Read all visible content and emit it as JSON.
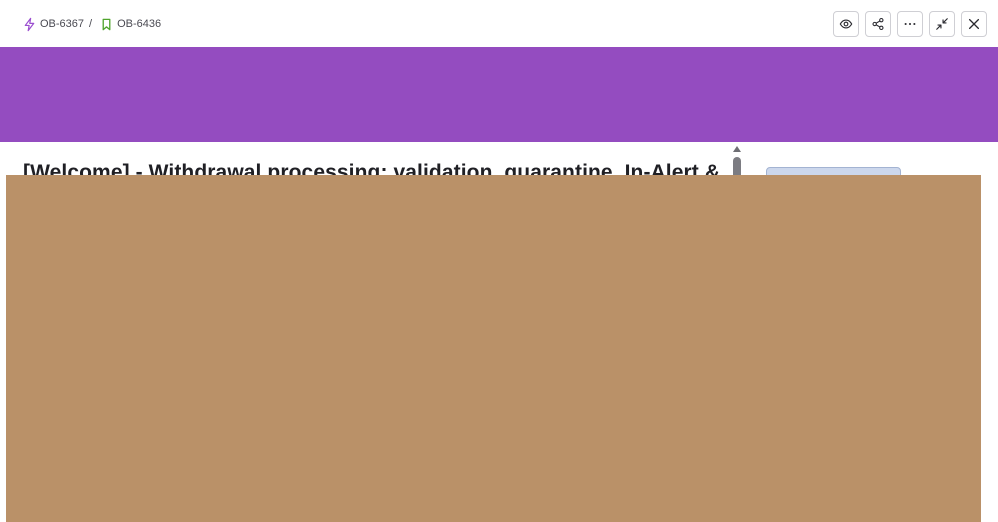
{
  "breadcrumb": {
    "parent_key": "OB-6367",
    "separator": "/",
    "current_key": "OB-6436"
  },
  "issue": {
    "title": "[Welcome] - Withdrawal processing: validation, quarantine, In-Alert &"
  },
  "colors": {
    "banner": "#944cc0",
    "overlay": "#ba9168",
    "parent_icon": "#9b4fd0",
    "current_icon": "#4fa42c",
    "status_chip": "#ccd7ec"
  },
  "icons": {
    "parent": "lightning-icon",
    "current": "bookmark-icon",
    "actions": [
      "eye-icon",
      "share-icon",
      "more-horizontal-icon",
      "collapse-icon",
      "close-icon"
    ]
  }
}
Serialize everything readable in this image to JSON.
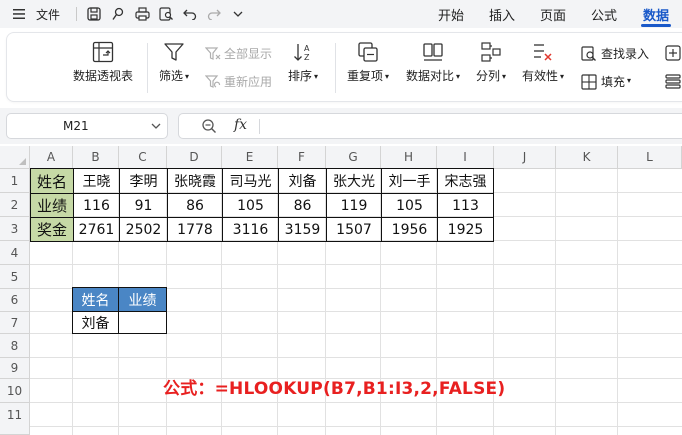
{
  "menu": {
    "file_label": "文件",
    "tabs": [
      "开始",
      "插入",
      "页面",
      "公式",
      "数据"
    ],
    "active_tab": "数据"
  },
  "ribbon": {
    "pivot": "数据透视表",
    "filter": "筛选",
    "show_all": "全部显示",
    "reapply": "重新应用",
    "sort": "排序",
    "duplicates": "重复项",
    "compare": "数据对比",
    "split": "分列",
    "validity": "有效性",
    "find_entry": "查找录入",
    "fill": "填充"
  },
  "formula_bar": {
    "name_box": "M21",
    "fx_label": "fx",
    "content": ""
  },
  "columns": [
    "A",
    "B",
    "C",
    "D",
    "E",
    "F",
    "G",
    "H",
    "I",
    "J",
    "K",
    "L"
  ],
  "rows": [
    "1",
    "2",
    "3",
    "4",
    "5",
    "6",
    "7",
    "8",
    "9",
    "10",
    "11"
  ],
  "table": {
    "headers": [
      "姓名",
      "业绩",
      "奖金"
    ],
    "names": [
      "王晓",
      "李明",
      "张晓霞",
      "司马光",
      "刘备",
      "张大光",
      "刘一手",
      "宋志强"
    ],
    "performance": [
      "116",
      "91",
      "86",
      "105",
      "86",
      "119",
      "105",
      "113"
    ],
    "bonus": [
      "2761",
      "2502",
      "1778",
      "3116",
      "3159",
      "1507",
      "1956",
      "1925"
    ]
  },
  "lookup": {
    "header_name": "姓名",
    "header_perf": "业绩",
    "name_value": "刘备",
    "perf_value": ""
  },
  "note": "公式：=HLOOKUP(B7,B1:I3,2,FALSE)",
  "colors": {
    "accent": "#1a59c9",
    "header_green": "#c6d9a6",
    "header_blue": "#4a86c5",
    "formula_red": "#e82020"
  }
}
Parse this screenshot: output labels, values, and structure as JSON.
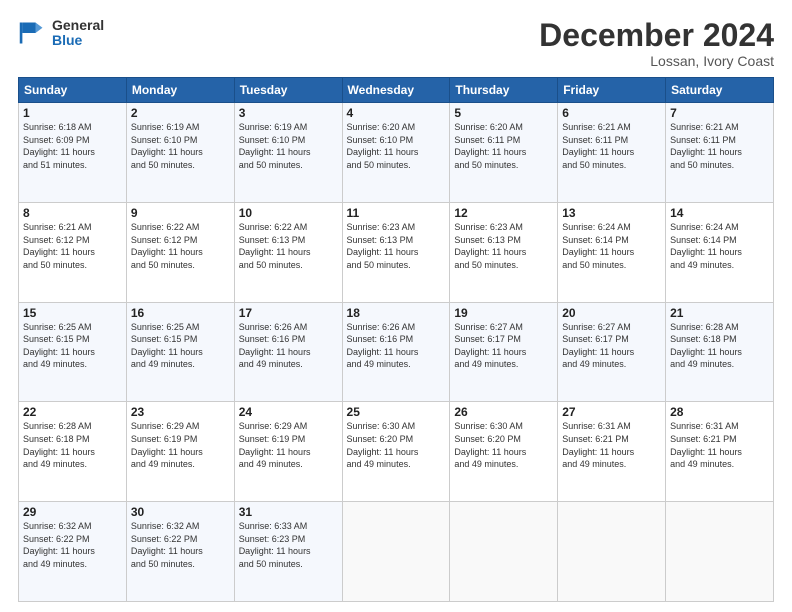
{
  "logo": {
    "line1": "General",
    "line2": "Blue"
  },
  "title": "December 2024",
  "subtitle": "Lossan, Ivory Coast",
  "days_header": [
    "Sunday",
    "Monday",
    "Tuesday",
    "Wednesday",
    "Thursday",
    "Friday",
    "Saturday"
  ],
  "weeks": [
    [
      {
        "day": "1",
        "info": "Sunrise: 6:18 AM\nSunset: 6:09 PM\nDaylight: 11 hours\nand 51 minutes."
      },
      {
        "day": "2",
        "info": "Sunrise: 6:19 AM\nSunset: 6:10 PM\nDaylight: 11 hours\nand 50 minutes."
      },
      {
        "day": "3",
        "info": "Sunrise: 6:19 AM\nSunset: 6:10 PM\nDaylight: 11 hours\nand 50 minutes."
      },
      {
        "day": "4",
        "info": "Sunrise: 6:20 AM\nSunset: 6:10 PM\nDaylight: 11 hours\nand 50 minutes."
      },
      {
        "day": "5",
        "info": "Sunrise: 6:20 AM\nSunset: 6:11 PM\nDaylight: 11 hours\nand 50 minutes."
      },
      {
        "day": "6",
        "info": "Sunrise: 6:21 AM\nSunset: 6:11 PM\nDaylight: 11 hours\nand 50 minutes."
      },
      {
        "day": "7",
        "info": "Sunrise: 6:21 AM\nSunset: 6:11 PM\nDaylight: 11 hours\nand 50 minutes."
      }
    ],
    [
      {
        "day": "8",
        "info": "Sunrise: 6:21 AM\nSunset: 6:12 PM\nDaylight: 11 hours\nand 50 minutes."
      },
      {
        "day": "9",
        "info": "Sunrise: 6:22 AM\nSunset: 6:12 PM\nDaylight: 11 hours\nand 50 minutes."
      },
      {
        "day": "10",
        "info": "Sunrise: 6:22 AM\nSunset: 6:13 PM\nDaylight: 11 hours\nand 50 minutes."
      },
      {
        "day": "11",
        "info": "Sunrise: 6:23 AM\nSunset: 6:13 PM\nDaylight: 11 hours\nand 50 minutes."
      },
      {
        "day": "12",
        "info": "Sunrise: 6:23 AM\nSunset: 6:13 PM\nDaylight: 11 hours\nand 50 minutes."
      },
      {
        "day": "13",
        "info": "Sunrise: 6:24 AM\nSunset: 6:14 PM\nDaylight: 11 hours\nand 50 minutes."
      },
      {
        "day": "14",
        "info": "Sunrise: 6:24 AM\nSunset: 6:14 PM\nDaylight: 11 hours\nand 49 minutes."
      }
    ],
    [
      {
        "day": "15",
        "info": "Sunrise: 6:25 AM\nSunset: 6:15 PM\nDaylight: 11 hours\nand 49 minutes."
      },
      {
        "day": "16",
        "info": "Sunrise: 6:25 AM\nSunset: 6:15 PM\nDaylight: 11 hours\nand 49 minutes."
      },
      {
        "day": "17",
        "info": "Sunrise: 6:26 AM\nSunset: 6:16 PM\nDaylight: 11 hours\nand 49 minutes."
      },
      {
        "day": "18",
        "info": "Sunrise: 6:26 AM\nSunset: 6:16 PM\nDaylight: 11 hours\nand 49 minutes."
      },
      {
        "day": "19",
        "info": "Sunrise: 6:27 AM\nSunset: 6:17 PM\nDaylight: 11 hours\nand 49 minutes."
      },
      {
        "day": "20",
        "info": "Sunrise: 6:27 AM\nSunset: 6:17 PM\nDaylight: 11 hours\nand 49 minutes."
      },
      {
        "day": "21",
        "info": "Sunrise: 6:28 AM\nSunset: 6:18 PM\nDaylight: 11 hours\nand 49 minutes."
      }
    ],
    [
      {
        "day": "22",
        "info": "Sunrise: 6:28 AM\nSunset: 6:18 PM\nDaylight: 11 hours\nand 49 minutes."
      },
      {
        "day": "23",
        "info": "Sunrise: 6:29 AM\nSunset: 6:19 PM\nDaylight: 11 hours\nand 49 minutes."
      },
      {
        "day": "24",
        "info": "Sunrise: 6:29 AM\nSunset: 6:19 PM\nDaylight: 11 hours\nand 49 minutes."
      },
      {
        "day": "25",
        "info": "Sunrise: 6:30 AM\nSunset: 6:20 PM\nDaylight: 11 hours\nand 49 minutes."
      },
      {
        "day": "26",
        "info": "Sunrise: 6:30 AM\nSunset: 6:20 PM\nDaylight: 11 hours\nand 49 minutes."
      },
      {
        "day": "27",
        "info": "Sunrise: 6:31 AM\nSunset: 6:21 PM\nDaylight: 11 hours\nand 49 minutes."
      },
      {
        "day": "28",
        "info": "Sunrise: 6:31 AM\nSunset: 6:21 PM\nDaylight: 11 hours\nand 49 minutes."
      }
    ],
    [
      {
        "day": "29",
        "info": "Sunrise: 6:32 AM\nSunset: 6:22 PM\nDaylight: 11 hours\nand 49 minutes."
      },
      {
        "day": "30",
        "info": "Sunrise: 6:32 AM\nSunset: 6:22 PM\nDaylight: 11 hours\nand 50 minutes."
      },
      {
        "day": "31",
        "info": "Sunrise: 6:33 AM\nSunset: 6:23 PM\nDaylight: 11 hours\nand 50 minutes."
      },
      {
        "day": "",
        "info": ""
      },
      {
        "day": "",
        "info": ""
      },
      {
        "day": "",
        "info": ""
      },
      {
        "day": "",
        "info": ""
      }
    ]
  ]
}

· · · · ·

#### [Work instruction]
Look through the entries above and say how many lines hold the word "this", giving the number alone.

#### [Problem solution]
2